The Positive Externalities of Carbon Dioxide: Estimating the Monetary Benefits of Rising Atmospheric CO2 Concentrations on Global Food Production
In this document, Craig Idso writes that advancements in technology and scientific expertise that accompanied the Industrial Revolution initiated a great transformation within the global enterprise of agriculture.
In this document, Craig Idso writes that advancements in technology and scientific expertise that accompanied the Industrial Revolution initiated a great transformation within the global enterprise of agriculture. More efficient machinery and improved plant cultivars, for example, paved the way toward higher crop yields and increased global food production. And with the ever-burgeoning population of the planet, the increase in food production was a welcomed societal benefit.
Several analyses have been conducted to estimate potential monetary damages of the rising atmospheric CO2 concentration. Few, however, have attempted to investigate its monetary benefits. Chief among such positive externalities is the economic value added to global crop production by several growth-enhancing properties of atmospheric CO2 enrichment. As literally thousands of laboratory and field studies have demonstrated, elevated levels of atmospheric CO2 have been conclusively shown to stimulate plant productivity and growth, as well as to foster certain water-conserving and stress-alleviating benefits. For a 300-ppm increase in the air’s CO2 content, for example, herbaceous plant biomass is typically enhanced by 25 to 55%, representing an important positive externality that is absent from today’s state-of-the-art social cost of carbon (SCC) calculations.
This study addresses this deficiency by providing a quantitative estimate of the direct monetary benefits conferred by atmospheric CO2 enrichment on both historic and future global crop production. The results indicate that the annual total monetary value of this benefit grew from $18.5 billion in 1961 to over $140 billion by 2011, amounting to a total sum of $3.2 trillion over the 50-year period 1961-2011. Projecting the monetary value of this positive externality forward in time reveals it will likely bestow an additional $9.8 trillion on crop production between now and 2050.
The incorporation of these findings into future SCC studies will help to ensure a more realistic assessment of the total net economic impact of rising atmospheric CO2 concentrations due to both negative and positive externalities. Furthermore, the observationally-deduced benefits of atmospheric CO2 enrichment on crop production should be given premier weighting over the speculative negative externalities that are projected to occur as a result of computer model computations of CO2-induced global warming.
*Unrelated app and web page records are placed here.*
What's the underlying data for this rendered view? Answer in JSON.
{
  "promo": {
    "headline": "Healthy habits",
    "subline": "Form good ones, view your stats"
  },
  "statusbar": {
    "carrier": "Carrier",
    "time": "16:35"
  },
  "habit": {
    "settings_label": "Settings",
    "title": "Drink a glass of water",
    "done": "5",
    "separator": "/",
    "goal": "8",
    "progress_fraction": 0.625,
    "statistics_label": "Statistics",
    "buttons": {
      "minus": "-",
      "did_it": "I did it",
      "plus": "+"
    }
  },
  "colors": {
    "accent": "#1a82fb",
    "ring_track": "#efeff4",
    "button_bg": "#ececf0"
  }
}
Until this is done, little if any weight should be placed on current SCC calculations.